──────── Data provided ────────

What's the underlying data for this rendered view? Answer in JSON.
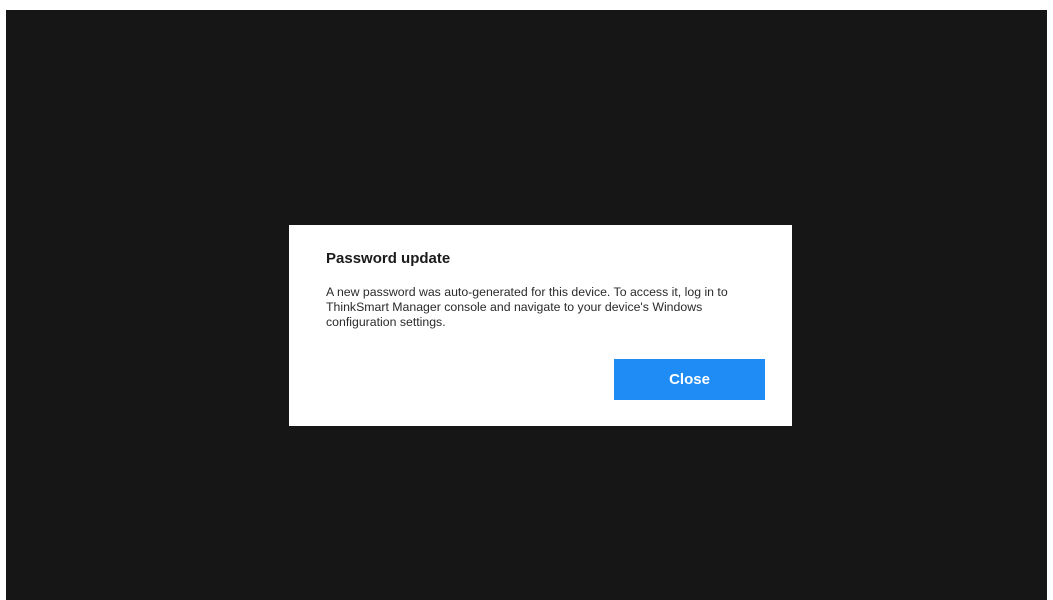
{
  "dialog": {
    "title": "Password update",
    "body": "A new password was auto-generated for this device. To access it, log in to ThinkSmart Manager console and navigate to your device's Windows configuration settings.",
    "close_label": "Close"
  },
  "colors": {
    "background": "#161616",
    "dialog_background": "#ffffff",
    "accent": "#1f8cf5"
  }
}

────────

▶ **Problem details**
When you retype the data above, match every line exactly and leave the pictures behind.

▶ **Answer space**
What's the underlying data for this rendered view? Answer in JSON.
{
  "dialog": {
    "title": "Password update",
    "body": "A new password was auto-generated for this device. To access it, log in to ThinkSmart Manager console and navigate to your device's Windows configuration settings.",
    "close_label": "Close"
  },
  "colors": {
    "background": "#161616",
    "dialog_background": "#ffffff",
    "accent": "#1f8cf5"
  }
}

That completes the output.